"Not only do you have supportive instructors and support staff, you have the whole university community walking beside you and believing in you. The authentic level of care and support you are provided as a student gives you this rich sense of belonging and deeper belief in yourself that you are capable of becoming successful in whatever you decide to do."

During her time at UNBC, Niemi also worked as the district administrator for aboriginal education for School District 57.

"I was raised by my great aunt. I never had that deep connection to my cultural identity. Those pieces were disconnected for me when I was a youth.
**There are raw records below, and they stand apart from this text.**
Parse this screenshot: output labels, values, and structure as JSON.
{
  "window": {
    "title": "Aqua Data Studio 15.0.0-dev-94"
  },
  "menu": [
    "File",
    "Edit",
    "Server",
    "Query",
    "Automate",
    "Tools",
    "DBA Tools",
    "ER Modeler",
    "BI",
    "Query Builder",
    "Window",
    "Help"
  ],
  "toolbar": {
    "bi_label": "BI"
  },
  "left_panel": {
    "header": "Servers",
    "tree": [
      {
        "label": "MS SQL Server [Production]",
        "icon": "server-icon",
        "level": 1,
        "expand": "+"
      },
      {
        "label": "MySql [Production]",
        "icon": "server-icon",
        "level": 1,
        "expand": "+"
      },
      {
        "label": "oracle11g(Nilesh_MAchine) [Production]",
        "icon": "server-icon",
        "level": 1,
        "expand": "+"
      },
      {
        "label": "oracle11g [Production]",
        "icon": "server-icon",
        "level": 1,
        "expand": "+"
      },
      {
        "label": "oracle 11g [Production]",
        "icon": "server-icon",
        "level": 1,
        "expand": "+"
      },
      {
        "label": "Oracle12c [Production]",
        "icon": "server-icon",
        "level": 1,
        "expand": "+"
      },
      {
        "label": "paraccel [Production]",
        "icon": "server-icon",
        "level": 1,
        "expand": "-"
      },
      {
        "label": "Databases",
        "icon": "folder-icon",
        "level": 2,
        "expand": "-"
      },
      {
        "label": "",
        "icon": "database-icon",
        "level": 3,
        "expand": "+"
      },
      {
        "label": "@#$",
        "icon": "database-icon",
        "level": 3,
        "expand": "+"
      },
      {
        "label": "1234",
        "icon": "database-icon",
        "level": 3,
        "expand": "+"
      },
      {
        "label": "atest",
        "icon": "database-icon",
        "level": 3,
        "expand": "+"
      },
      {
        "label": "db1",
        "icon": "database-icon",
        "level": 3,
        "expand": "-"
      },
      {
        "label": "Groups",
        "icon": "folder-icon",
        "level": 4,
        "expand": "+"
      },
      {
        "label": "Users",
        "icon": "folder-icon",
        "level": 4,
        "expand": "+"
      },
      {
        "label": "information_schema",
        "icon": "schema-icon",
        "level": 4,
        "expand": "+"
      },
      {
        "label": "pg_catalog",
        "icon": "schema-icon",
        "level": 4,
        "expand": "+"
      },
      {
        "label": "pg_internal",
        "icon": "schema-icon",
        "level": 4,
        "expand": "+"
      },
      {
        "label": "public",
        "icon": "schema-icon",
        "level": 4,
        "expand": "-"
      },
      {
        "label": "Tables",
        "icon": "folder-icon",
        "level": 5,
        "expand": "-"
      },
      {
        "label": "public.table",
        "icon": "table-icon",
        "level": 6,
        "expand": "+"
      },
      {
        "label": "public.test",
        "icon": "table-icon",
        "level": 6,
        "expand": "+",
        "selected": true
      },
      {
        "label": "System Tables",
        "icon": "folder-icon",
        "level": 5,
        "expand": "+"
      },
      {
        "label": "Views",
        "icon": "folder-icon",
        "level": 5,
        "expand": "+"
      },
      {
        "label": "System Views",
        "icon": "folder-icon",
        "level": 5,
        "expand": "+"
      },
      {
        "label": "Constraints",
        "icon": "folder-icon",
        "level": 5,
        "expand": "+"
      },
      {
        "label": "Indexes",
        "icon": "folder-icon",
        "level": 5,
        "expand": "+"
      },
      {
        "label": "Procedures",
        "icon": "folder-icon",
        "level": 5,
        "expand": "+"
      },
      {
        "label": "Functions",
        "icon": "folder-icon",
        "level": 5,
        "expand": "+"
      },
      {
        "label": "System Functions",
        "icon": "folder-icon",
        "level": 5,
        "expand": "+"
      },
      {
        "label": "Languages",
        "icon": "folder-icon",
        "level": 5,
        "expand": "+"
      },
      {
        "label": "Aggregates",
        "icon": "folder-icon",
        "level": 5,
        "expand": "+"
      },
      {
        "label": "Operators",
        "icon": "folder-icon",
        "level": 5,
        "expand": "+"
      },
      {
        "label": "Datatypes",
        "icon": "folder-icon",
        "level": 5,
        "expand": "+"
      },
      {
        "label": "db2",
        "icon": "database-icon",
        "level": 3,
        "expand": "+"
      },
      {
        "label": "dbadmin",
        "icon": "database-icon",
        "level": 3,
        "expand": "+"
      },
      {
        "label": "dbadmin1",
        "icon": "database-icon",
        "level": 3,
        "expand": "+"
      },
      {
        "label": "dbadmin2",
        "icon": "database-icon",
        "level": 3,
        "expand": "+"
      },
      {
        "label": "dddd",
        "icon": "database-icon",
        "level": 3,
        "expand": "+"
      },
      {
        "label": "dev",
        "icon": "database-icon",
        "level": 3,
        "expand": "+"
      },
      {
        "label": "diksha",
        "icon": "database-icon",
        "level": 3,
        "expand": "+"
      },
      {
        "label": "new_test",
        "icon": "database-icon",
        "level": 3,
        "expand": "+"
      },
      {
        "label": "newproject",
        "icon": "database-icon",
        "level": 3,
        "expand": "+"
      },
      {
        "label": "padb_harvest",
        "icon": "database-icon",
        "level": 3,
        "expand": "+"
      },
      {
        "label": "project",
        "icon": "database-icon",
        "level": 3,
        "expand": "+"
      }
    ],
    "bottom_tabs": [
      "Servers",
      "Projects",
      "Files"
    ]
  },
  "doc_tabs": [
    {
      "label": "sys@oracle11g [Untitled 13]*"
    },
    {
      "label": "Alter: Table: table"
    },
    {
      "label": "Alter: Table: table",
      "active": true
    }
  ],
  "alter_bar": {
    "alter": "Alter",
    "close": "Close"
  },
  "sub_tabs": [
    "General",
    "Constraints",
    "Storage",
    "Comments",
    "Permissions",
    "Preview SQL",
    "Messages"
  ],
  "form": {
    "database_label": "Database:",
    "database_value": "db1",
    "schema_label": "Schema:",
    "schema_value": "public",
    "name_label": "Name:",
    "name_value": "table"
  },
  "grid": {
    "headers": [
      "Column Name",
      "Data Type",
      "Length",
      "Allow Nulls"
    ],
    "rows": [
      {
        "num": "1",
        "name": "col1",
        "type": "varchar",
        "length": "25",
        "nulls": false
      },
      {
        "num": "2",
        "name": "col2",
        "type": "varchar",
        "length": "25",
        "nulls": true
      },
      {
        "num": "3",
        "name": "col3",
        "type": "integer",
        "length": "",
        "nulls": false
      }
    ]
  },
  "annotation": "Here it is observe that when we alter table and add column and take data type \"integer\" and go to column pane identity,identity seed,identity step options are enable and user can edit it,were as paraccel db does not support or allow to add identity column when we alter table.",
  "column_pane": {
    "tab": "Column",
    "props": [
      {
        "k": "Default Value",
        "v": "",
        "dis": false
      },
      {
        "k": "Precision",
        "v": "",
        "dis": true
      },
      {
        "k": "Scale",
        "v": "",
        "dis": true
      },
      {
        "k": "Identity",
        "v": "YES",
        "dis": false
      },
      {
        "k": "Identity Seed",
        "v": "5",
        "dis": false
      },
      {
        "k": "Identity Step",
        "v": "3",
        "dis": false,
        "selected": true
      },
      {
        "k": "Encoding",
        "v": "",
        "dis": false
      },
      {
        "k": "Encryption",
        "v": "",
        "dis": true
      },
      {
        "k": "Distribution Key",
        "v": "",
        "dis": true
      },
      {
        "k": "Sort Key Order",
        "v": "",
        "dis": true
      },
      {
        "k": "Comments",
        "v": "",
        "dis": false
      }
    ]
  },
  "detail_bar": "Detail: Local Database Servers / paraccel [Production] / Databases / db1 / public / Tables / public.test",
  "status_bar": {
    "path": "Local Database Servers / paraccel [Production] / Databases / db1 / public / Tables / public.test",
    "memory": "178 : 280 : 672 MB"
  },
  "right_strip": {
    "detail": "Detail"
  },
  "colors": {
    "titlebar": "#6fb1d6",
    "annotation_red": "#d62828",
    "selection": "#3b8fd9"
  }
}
It wasn't until I entered an alternate educational program that allowed me to recognize who I was as an indigenous youth, that's when things changed," Niemi said.

"Working at the school district allowed me to bring in my own experiences. They believed in me."

Niemi plans to continue researching indigenous education, having enrolled at the University of Western Ontario, where she will pursue a PhD in school leadership in international contexts.

"During my studies, I will be looking at international indigenous support systems and cross comparing them to see how things are done in Canada and help transfer indigenous learning."

Faran Rashid is graduating with his Bachelor of Science in biochemistry as an honors student.

He is thrilled to represent his fellow students.

"Being at UNBC has been a huge part of my life, I am still so overwhelmed," Rashid said.

"It's an amazing feeling to be able to represent my fellow students."

Rashid owes much of his love of science to UNBC.

His greatest experience was conducting research with UNBC biochemistry professor Chow Lee on finding anticancer compounds from mushrooms.

Rashid earned the Brain Tumour Foundation of Canada's Research Studentship because of his research in finding small molecules that could pass the blood barriers and be potentially useful in brain cancer research.

He was the first UNBC student ever to receive the scholarship.

"My passion for science was reignited," Rashid said.

But his passion for science also led to a passion for people having spent hundreds of hours volunteering in the community with organizations such as the Northern BC Crisis Centre, the Canadian Cancer Society's Northern Region Office and the University Hospital of Northern BC and Canadian Blood Services.

"Volunteering has opened my eyes," he said. "And I treasure the sense of community that I have been a part of at UNBC. I grew up in big cities. I was met with open arms and everyone genuinely cares about everyone here."

Niemi will give her valedictorian address at UNBC'S College of the Arts, Social and Health Sciences ceremony at 9:30 a.m. on May 26. Rashid will speak at the College of Science and Management ceremony at 2:30 p.m. that same day.